Dig your feet into the sand at Pogo Beach Bar and Grill, another good chilled out beachfront haunt. It’s a good place to use for beach access, with sun beds, beanbags, friendly staff and a rinse-off shower. Things get livelier after sun down – yes, there are bucket drinks, as well as tunes. Some nights there’s live music. Though we didn’t try the food, the menu did catch our eye for being different – Mui Ne seems to suffer an epidemic of standard boring menus. Here you can get a beetroot couscous salad, all day breakfast, lemongrass clams, coconut prawn and passionfruit chicken. Mouth watering yet? Dishes start at 70,000 dong.
Jibe’s Beach Club is a popular hang out for kite and windsurfers who get to refuel on Western fare – burgers, sandwiches, pastas – starting at 100,000 dong. There’s seating under the shade or al fresco, with tables, chairs and sofas. Its neighbour Lam Tong Restaurant also caught our eye. It’s right on the water and it would be another decent spot for a oceanside cold one.

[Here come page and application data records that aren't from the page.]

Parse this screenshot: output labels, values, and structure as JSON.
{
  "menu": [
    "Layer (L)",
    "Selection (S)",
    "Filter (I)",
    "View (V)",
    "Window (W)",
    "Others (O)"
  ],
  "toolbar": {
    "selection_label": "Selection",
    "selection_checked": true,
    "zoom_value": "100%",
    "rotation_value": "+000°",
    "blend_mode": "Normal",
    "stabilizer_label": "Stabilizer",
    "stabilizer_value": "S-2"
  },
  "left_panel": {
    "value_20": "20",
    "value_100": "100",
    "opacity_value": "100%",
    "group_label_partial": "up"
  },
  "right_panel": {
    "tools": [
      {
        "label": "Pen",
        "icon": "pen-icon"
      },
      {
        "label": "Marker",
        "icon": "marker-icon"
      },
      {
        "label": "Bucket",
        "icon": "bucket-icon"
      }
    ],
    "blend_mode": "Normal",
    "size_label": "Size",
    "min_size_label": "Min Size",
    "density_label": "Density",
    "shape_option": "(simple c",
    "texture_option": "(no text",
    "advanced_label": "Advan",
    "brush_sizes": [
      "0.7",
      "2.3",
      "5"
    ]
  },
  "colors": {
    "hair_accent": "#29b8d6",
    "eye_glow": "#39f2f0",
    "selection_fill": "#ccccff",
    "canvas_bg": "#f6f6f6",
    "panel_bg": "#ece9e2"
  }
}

Got for the putts, stay for the food. Tropical Mini Golf, down a small lane across from Coco Beach Resort, has 18 holes, a fun distraction if lying in the sun gets too boring. The restaurant terrace is surrounded by tropical greenery that’s great for hanging out and the daily special menu of French fare is delicious. The regular menu includes both Vietnamese and Western, including steak frites and pasta. Mains start at 200,000 dong. A round of mini golf is 100,000 dong per person, or 120,000 dong including a beer.
The Mexican food at El Latino is fresh and simply prepared, and while it lacks that authentic zing, it does the trick if you’re craving it. Prices are a bit dear. Scarf down tacos, burritos, quesadillas for 120,000 dong, a salad costs 150,000 dong. Nachos and salsa grace the menu and you can munch away to latin tunes. There are two locations, El Latino and La Casa del Latino, the latter has a “husband waiting area” (in other words, bean bags and books).

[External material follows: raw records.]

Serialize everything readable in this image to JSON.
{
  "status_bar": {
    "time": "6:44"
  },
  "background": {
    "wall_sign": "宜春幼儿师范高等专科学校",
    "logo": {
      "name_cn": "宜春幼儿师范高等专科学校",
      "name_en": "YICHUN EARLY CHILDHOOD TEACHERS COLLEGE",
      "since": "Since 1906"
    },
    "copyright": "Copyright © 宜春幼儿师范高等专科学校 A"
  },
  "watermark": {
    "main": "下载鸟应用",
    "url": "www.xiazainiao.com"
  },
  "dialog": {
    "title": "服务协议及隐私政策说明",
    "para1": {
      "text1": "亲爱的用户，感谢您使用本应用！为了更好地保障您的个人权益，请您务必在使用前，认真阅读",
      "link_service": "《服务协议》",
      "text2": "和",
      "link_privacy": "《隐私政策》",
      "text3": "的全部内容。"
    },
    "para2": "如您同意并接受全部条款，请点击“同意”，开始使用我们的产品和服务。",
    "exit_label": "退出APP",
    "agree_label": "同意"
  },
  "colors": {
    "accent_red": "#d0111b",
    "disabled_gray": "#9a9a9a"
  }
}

Herbivores can get tasty flavourful meat-free eats at El Cafe. International vegetarian food include burritos, falafel, hummus, pasta and Indian dishes such as samosas. It’s fresh and the price is right, only 40,000 – 60,000 dong per item. Find it at the eastern end of Nguyen Dinh Chieu Street, in the back left corner of Dong Vui Square outdoor food court, ironically next to a meat barbecue joint.

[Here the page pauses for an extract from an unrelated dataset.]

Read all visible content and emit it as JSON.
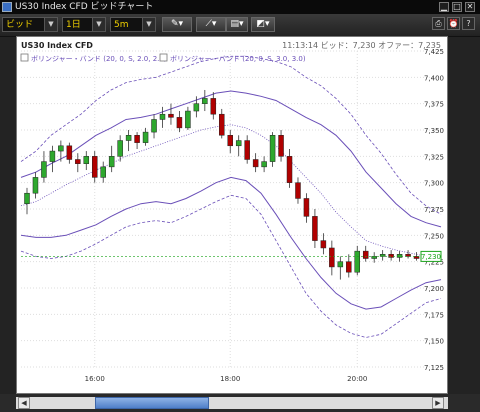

Bi Bo 191 Nguyen Dinh Chieu St, Ham Tien; T: (090) 2896 055, (093) 7885 452; .
Cay Bang 02-04 Nguyen Dinh Chieu St, Ham Tien; T: (062) 384 7009; .
El Cafe 246/2B Nguyen Dinh Chieu St, Ham Tien, at Dong Vui Square; T: (168) 811 4838; https://www.facebook.com/elcafevietnam/ Mo–Su: 14:00–23:00.
Jibe’s Beach Club 90 Nguyen Dinh Chieu St, Ham Tien; T: (062) 3847 405; http://www.jibesbeachclub.com/ .
La Casa del Latino 117/C Nguyen Dinh Chiey St, Ham Tien; T: (012) 6425 2487; https://www.facebook.com/La-Casa-Del-Latino-414669578738504 .
Pogo Bar 138 Nguyen Dinh Chieu St, Ham Tien; http://www.thepogobar.com/ Mo–Su: 10:00–03:00.
Sailing Club (previously Mia Resort) 24 Nguyen Dinh Chieu St, Ham Tien; T: (064) 3847 440; https://www.sailingclubmuine.com/ .
Tropical Mini Golf 97 Nguyen Dinh Chieu St, Ham Tien; T: (122) 679 5914; .
Victoria Phan Thiet KM9, Phu Hai District; T: (062) 381 3000; https://www.victoriahotels.asia/en/hotels-resorts/phanthiet.html .
Cindy Fan is a Canadian writer/photographer and author of So Many Miles, a website that chronicles the love of adventure, food and culture. After falling in love with sticky rice and Mekong sunsets, in 2011 she uprooted her life in Toronto to live la vida Laos. She’s travelled to over 40 countries and harbours a deep affection for Africa and Southeast Asia. In between jaunts around the world, she calls Laos and Vietnam home where you’ll find her traipsing through rice paddies, standing beside broken-down buses and in villages laughing with the locals.